### What is being asked
Below are the records; copy every line in them that holds the string "JSON".

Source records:
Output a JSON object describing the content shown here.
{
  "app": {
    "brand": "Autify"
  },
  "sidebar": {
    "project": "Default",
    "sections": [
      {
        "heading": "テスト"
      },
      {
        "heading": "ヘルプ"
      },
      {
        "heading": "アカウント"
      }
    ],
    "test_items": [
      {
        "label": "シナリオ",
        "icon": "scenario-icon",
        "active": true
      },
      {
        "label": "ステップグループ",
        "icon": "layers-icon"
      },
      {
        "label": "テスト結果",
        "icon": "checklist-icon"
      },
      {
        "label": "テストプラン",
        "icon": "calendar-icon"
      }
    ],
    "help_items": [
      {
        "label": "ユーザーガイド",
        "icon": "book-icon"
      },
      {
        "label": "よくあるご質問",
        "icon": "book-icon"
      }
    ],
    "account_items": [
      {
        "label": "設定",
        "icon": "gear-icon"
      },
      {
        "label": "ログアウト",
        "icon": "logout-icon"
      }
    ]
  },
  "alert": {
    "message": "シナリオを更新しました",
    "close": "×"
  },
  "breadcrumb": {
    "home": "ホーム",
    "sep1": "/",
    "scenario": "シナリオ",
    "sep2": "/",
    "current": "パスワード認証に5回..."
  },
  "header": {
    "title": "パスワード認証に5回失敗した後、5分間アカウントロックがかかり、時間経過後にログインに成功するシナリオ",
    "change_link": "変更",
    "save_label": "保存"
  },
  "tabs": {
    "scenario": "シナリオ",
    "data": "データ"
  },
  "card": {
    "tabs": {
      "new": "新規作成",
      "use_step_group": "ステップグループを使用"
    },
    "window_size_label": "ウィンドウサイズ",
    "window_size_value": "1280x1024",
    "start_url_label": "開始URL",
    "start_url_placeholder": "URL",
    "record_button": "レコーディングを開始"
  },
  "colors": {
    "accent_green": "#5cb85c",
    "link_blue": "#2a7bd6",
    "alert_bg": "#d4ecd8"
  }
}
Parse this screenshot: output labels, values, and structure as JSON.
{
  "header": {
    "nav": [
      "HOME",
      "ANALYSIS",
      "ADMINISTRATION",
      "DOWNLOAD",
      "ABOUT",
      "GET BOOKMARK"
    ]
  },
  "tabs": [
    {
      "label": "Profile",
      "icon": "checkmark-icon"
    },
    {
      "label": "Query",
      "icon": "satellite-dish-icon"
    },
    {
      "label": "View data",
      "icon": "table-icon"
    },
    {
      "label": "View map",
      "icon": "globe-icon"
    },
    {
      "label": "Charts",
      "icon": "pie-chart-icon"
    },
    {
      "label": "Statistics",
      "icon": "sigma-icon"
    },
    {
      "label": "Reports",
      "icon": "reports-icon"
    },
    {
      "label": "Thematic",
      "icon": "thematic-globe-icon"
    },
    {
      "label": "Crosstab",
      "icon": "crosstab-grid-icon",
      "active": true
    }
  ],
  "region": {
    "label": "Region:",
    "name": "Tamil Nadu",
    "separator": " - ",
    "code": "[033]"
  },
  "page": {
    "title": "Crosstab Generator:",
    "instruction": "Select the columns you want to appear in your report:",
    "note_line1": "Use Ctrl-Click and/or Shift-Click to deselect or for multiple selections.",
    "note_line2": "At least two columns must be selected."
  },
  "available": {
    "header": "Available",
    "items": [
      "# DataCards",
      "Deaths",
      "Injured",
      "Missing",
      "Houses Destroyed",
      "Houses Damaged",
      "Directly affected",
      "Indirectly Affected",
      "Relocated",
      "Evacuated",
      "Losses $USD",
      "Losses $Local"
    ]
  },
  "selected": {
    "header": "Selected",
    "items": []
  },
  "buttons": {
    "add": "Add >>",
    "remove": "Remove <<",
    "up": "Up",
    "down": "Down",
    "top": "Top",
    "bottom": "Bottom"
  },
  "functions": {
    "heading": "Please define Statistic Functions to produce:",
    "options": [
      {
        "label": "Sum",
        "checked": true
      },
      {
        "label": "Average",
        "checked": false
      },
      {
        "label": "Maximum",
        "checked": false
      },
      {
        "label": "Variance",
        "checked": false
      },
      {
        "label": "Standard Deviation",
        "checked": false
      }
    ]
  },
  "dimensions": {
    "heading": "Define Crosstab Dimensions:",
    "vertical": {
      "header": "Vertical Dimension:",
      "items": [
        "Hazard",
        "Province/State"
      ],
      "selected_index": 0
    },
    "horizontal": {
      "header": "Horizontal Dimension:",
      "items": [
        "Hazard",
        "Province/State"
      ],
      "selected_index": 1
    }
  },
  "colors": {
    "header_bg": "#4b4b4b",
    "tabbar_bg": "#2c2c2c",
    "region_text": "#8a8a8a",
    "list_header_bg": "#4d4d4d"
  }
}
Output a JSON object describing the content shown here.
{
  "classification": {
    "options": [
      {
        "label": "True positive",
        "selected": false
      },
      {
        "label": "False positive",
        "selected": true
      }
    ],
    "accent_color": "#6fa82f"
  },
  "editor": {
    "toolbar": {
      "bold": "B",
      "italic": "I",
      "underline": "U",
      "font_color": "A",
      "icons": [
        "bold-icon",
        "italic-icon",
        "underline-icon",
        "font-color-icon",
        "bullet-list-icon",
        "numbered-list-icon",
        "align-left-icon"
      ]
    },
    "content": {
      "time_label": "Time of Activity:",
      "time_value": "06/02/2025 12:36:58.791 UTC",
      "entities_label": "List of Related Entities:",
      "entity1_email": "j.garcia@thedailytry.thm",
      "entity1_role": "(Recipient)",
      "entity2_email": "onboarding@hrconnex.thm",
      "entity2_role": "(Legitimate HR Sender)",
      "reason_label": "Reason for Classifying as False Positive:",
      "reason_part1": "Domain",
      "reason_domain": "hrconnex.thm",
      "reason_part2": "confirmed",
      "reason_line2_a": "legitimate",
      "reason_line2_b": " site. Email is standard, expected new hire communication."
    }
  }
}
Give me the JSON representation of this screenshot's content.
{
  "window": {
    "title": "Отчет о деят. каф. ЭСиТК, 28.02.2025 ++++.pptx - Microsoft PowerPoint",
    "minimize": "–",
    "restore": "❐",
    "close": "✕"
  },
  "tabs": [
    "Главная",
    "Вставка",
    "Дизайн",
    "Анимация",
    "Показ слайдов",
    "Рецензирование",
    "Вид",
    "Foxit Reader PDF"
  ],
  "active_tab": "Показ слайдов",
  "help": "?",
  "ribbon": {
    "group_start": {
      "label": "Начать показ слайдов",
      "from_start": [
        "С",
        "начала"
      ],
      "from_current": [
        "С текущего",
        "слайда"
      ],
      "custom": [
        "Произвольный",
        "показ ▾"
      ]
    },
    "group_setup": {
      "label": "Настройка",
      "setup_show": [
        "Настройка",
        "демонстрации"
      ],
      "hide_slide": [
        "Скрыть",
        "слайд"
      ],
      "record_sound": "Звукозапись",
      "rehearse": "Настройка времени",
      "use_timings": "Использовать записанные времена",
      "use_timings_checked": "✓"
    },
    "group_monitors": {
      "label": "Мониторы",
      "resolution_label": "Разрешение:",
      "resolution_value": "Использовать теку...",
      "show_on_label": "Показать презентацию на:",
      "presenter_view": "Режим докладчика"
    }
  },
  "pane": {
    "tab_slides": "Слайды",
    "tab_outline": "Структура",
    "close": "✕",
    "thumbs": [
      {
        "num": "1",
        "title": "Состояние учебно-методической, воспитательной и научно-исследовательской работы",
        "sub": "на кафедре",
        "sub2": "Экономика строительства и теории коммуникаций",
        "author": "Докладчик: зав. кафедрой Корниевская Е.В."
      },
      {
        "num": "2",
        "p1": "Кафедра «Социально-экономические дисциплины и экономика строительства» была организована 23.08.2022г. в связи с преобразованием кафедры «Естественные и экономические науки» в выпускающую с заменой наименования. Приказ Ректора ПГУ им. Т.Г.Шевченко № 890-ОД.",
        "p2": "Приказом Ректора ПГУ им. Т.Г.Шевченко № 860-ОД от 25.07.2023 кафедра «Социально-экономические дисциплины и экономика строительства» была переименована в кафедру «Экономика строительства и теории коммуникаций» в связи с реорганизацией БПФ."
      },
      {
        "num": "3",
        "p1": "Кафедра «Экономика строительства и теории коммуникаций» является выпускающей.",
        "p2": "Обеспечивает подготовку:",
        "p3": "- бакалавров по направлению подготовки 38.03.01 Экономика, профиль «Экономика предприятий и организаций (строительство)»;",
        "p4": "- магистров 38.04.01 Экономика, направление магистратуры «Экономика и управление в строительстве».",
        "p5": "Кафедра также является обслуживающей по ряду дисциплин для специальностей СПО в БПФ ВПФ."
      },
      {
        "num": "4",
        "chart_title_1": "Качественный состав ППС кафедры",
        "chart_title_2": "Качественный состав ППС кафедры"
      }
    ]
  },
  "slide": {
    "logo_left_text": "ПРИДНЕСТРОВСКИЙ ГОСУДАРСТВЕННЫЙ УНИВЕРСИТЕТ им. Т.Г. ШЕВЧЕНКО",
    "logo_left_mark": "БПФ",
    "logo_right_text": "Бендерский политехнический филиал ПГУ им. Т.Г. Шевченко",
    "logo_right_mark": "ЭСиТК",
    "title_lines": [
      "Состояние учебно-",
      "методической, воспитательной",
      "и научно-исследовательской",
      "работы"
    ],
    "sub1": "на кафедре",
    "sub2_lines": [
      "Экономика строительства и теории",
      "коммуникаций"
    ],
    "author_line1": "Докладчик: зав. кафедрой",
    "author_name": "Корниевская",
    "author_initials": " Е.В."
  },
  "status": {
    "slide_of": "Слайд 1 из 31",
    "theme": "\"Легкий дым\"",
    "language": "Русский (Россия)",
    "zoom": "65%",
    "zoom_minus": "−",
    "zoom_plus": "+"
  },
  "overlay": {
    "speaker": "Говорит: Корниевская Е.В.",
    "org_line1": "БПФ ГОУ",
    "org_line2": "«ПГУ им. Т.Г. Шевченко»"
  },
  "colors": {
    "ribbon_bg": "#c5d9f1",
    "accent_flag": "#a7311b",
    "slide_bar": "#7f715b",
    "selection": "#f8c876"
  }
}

### Result
Output a JSON object describing the content shown here.
Parse this screenshot: output labels, values, and structure as JSON.
Output a JSON object describing the content shown here.
Give me the JSON representation of this screenshot's content.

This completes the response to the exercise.